• [Work request]:
Skip every image and restate the data word for word.

· · · · · · ·

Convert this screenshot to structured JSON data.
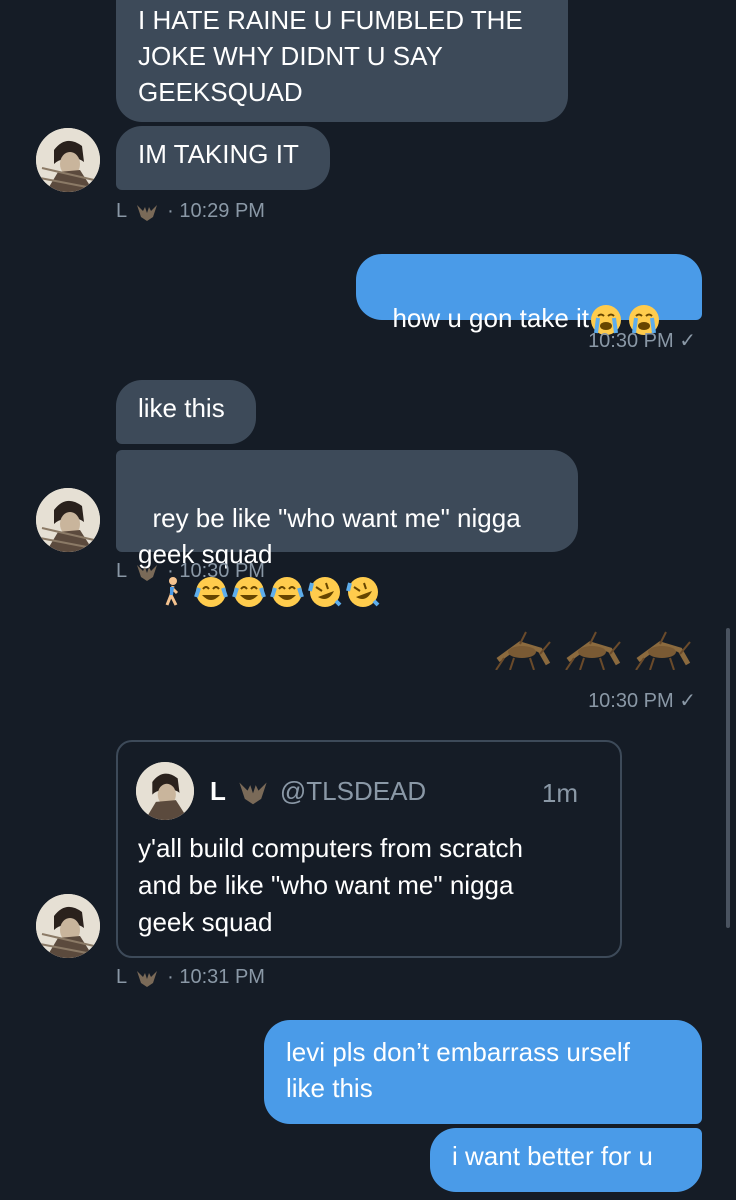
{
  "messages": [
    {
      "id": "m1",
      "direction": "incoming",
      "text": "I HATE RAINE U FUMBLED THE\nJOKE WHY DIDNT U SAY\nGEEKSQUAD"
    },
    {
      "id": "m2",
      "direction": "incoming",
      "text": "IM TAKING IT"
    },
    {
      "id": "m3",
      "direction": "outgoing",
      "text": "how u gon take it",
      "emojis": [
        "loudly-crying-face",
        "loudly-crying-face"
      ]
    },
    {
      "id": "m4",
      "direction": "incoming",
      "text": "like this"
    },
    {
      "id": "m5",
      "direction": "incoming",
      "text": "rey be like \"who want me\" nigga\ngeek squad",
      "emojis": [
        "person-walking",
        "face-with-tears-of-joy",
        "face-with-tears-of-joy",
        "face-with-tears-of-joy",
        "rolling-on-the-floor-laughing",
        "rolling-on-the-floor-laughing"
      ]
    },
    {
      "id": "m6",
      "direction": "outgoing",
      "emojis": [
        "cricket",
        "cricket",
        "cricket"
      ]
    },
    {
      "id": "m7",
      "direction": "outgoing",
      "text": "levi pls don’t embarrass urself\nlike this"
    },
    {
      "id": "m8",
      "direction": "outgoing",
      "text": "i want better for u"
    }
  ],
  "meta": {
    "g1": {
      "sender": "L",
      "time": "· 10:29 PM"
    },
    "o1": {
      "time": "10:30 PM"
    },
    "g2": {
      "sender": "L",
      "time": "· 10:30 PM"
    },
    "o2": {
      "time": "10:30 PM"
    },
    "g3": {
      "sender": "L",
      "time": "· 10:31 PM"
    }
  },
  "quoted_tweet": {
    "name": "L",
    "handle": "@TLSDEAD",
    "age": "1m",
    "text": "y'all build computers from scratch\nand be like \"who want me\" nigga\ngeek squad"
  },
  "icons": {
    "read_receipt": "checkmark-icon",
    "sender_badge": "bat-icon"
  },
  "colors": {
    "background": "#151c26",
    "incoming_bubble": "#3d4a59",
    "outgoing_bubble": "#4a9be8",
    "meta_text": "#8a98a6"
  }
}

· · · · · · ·

• [Exercise output]:
Convert this screenshot to structured JSON data.
{
  "messages": [
    {
      "id": "m1",
      "direction": "incoming",
      "text": "I HATE RAINE U FUMBLED THE\nJOKE WHY DIDNT U SAY\nGEEKSQUAD"
    },
    {
      "id": "m2",
      "direction": "incoming",
      "text": "IM TAKING IT"
    },
    {
      "id": "m3",
      "direction": "outgoing",
      "text": "how u gon take it",
      "emojis": [
        "loudly-crying-face",
        "loudly-crying-face"
      ]
    },
    {
      "id": "m4",
      "direction": "incoming",
      "text": "like this"
    },
    {
      "id": "m5",
      "direction": "incoming",
      "text": "rey be like \"who want me\" nigga\ngeek squad",
      "emojis": [
        "person-walking",
        "face-with-tears-of-joy",
        "face-with-tears-of-joy",
        "face-with-tears-of-joy",
        "rolling-on-the-floor-laughing",
        "rolling-on-the-floor-laughing"
      ]
    },
    {
      "id": "m6",
      "direction": "outgoing",
      "emojis": [
        "cricket",
        "cricket",
        "cricket"
      ]
    },
    {
      "id": "m7",
      "direction": "outgoing",
      "text": "levi pls don’t embarrass urself\nlike this"
    },
    {
      "id": "m8",
      "direction": "outgoing",
      "text": "i want better for u"
    }
  ],
  "meta": {
    "g1": {
      "sender": "L",
      "time": "· 10:29 PM"
    },
    "o1": {
      "time": "10:30 PM"
    },
    "g2": {
      "sender": "L",
      "time": "· 10:30 PM"
    },
    "o2": {
      "time": "10:30 PM"
    },
    "g3": {
      "sender": "L",
      "time": "· 10:31 PM"
    }
  },
  "quoted_tweet": {
    "name": "L",
    "handle": "@TLSDEAD",
    "age": "1m",
    "text": "y'all build computers from scratch\nand be like \"who want me\" nigga\ngeek squad"
  },
  "icons": {
    "read_receipt": "checkmark-icon",
    "sender_badge": "bat-icon"
  },
  "colors": {
    "background": "#151c26",
    "incoming_bubble": "#3d4a59",
    "outgoing_bubble": "#4a9be8",
    "meta_text": "#8a98a6"
  }
}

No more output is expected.